If they do not meet US standards for one thing they probably don't meet it in others. Do they have US short circuit current ratings? If not, how could you even wire them up?

By Curt Wuollet on 15 February, 2013 - 1:52 pm

Excellent questions, Bob.

The problem is that for example, I don't think you can buy a printing press made here. And they are massive and complex, a huge undertaking and not made to order. So if you want to be in the business........ Often it requires working with the local officials and a few adaptations. I don't know how they satisfy OSHA but those things are negotiated on installation. Many other specialty machines are like that. Take it or leave it. If you are commissioning a system to be built, you may have a choice. An yes, it is lunacy to have a dozen different brands of PLC, but that's how it happens. I had a little influence on the semi custom items, but.....


By Bob Peterson on 18 February, 2013 - 3:57 pm

> I don't think you can buy a printing press made here.


You might be right, but you can get them made with control systems that
meet US standards. But, the company has to want to do it.


By Kitchener on 21 March, 2013 - 5:47 pm

Did you ever get an answer? This is the standard I inspect for, if the client(AHJ)does not have their own standard specified. It is generally recognized by municipalities, water & wastewater, and city utilities for MCCs, industrial control panels & field wiring.

480V A phase = Brown
480V B phase = Orange
480V C phase = Yellow
480VAC neutral = grey

Ground is always green, green w/ yellow stripe or bare copper.
Use tape at every termination, to color code wire, only if colored insulation is not available due to large AWG.

3 phase 240 / 208 VAC Power
A phase = Black
B phase = Red (orange if high leg)
C phase = Blue
1 phase 240/120VAC Power
L1 = Black
L2 = Red
Neutral = White

120VAC Panel = Red, Field = Violet, Foreign circuit = Yellow
DC Control Generally =Blue, or light blue
After this it varies much more than the above list.
DC power supply wiring:
SHIELDED PAIR +red, or white, or clear, -black.
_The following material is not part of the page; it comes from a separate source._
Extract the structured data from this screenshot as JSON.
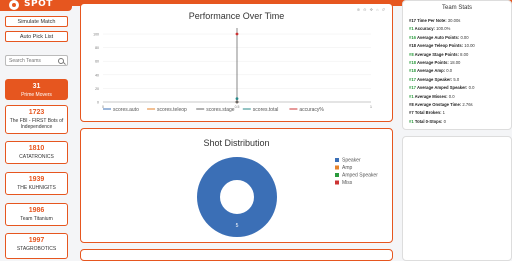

I work for a specifying electrical engineer in Northern California. I am a licensed ICC electrical inspector & an OSHA Outreach Safety Trainer. I hope this helps & be safe.